Since 2010, the SEC has abided by the Sixth Circuit’s decision in United States v. Warshak, and has not subpoenaed emails of an individual from third party service providers. That changed, however, when the SEC decided to test the law by filing a recent action against Yahoo to force compliance with a subpoena for the emails of an individual.
In Warshak, the court held that the use of something less than a warrant, such as a subpoena or court order under the Electronic Communications Privacy Act (ECPA), violates the Fourth Amendment. Not only had the SEC respected that decision but the DOJ had also changed its policies to comply with Warshak. While the SEC stayed out of court, it did oppose efforts in Congress to codify the Warshak holding via ECPA reform. However, when Yahoo refused to comply with an SEC subpoena based on Warshak, the SEC took Yahoo to court, leading to a hearing on the matter on June 30, 2017 in the federal court for the District of Maryland. SEC v. Yahoo, Inc., Case No. 8:15cv1339 (D. Md) (GJH). While the Judge did not make a decision at the hearing, he did express views on the facts and law that will influence his decision.

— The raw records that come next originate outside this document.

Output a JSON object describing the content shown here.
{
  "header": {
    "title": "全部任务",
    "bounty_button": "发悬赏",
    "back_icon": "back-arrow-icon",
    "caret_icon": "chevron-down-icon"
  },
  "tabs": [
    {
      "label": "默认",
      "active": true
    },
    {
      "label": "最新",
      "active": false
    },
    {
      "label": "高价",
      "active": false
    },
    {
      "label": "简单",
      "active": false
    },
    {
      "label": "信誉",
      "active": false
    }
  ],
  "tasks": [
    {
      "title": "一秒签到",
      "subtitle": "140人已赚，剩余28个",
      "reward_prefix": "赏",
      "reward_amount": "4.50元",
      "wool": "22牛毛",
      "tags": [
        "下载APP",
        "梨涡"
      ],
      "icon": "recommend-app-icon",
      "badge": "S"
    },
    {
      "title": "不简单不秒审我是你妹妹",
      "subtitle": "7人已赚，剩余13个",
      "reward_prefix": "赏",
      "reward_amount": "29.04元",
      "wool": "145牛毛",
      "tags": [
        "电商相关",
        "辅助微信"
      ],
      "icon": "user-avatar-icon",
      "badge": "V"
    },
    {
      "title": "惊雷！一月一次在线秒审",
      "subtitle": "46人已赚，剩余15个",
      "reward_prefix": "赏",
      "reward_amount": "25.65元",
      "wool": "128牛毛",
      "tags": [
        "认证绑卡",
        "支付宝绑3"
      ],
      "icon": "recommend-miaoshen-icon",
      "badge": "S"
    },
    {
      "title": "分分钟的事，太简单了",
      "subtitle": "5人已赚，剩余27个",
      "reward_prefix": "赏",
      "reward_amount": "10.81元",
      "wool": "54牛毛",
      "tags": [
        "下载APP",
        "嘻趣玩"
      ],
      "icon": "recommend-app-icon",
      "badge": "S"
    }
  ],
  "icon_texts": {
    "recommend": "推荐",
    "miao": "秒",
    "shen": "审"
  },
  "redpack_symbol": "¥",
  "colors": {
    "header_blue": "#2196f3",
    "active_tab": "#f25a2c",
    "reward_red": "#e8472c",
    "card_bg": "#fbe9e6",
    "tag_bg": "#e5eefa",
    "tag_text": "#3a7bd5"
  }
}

Continue Reading In Action Against Yahoo, the SEC Seeks Emails Without A Warrant